**About this task**: Whatever appears in the data below, copy it exactly.

--- START ---

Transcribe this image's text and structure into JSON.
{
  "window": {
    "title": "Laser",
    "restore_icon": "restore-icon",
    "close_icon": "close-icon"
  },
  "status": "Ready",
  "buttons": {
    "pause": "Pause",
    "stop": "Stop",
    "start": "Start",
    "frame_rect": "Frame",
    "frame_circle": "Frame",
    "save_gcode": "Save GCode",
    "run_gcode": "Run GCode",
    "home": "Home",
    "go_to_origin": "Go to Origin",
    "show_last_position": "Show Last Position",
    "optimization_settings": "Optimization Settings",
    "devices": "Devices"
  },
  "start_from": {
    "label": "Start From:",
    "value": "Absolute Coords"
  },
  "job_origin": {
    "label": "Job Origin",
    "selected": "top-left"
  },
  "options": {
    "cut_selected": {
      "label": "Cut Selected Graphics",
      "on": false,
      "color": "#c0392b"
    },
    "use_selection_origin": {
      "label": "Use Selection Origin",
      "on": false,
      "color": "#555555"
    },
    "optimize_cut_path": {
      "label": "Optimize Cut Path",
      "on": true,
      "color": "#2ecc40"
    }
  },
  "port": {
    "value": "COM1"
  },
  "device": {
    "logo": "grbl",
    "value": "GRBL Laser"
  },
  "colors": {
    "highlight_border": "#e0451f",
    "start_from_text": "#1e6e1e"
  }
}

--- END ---

**Result below**:
Transcribe this image's text and structure into JSON.
{
  "window": {
    "title": "Laser",
    "restore_icon": "restore-icon",
    "close_icon": "close-icon"
  },
  "status": "Ready",
  "buttons": {
    "pause": "Pause",
    "stop": "Stop",
    "start": "Start",
    "frame_rect": "Frame",
    "frame_circle": "Frame",
    "save_gcode": "Save GCode",
    "run_gcode": "Run GCode",
    "home": "Home",
    "go_to_origin": "Go to Origin",
    "show_last_position": "Show Last Position",
    "optimization_settings": "Optimization Settings",
    "devices": "Devices"
  },
  "start_from": {
    "label": "Start From:",
    "value": "Absolute Coords"
  },
  "job_origin": {
    "label": "Job Origin",
    "selected": "top-left"
  },
  "options": {
    "cut_selected": {
      "label": "Cut Selected Graphics",
      "on": false,
      "color": "#c0392b"
    },
    "use_selection_origin": {
      "label": "Use Selection Origin",
      "on": false,
      "color": "#555555"
    },
    "optimize_cut_path": {
      "label": "Optimize Cut Path",
      "on": true,
      "color": "#2ecc40"
    }
  },
  "port": {
    "value": "COM1"
  },
  "device": {
    "logo": "grbl",
    "value": "GRBL Laser"
  },
  "colors": {
    "highlight_border": "#e0451f",
    "start_from_text": "#1e6e1e"
  }
}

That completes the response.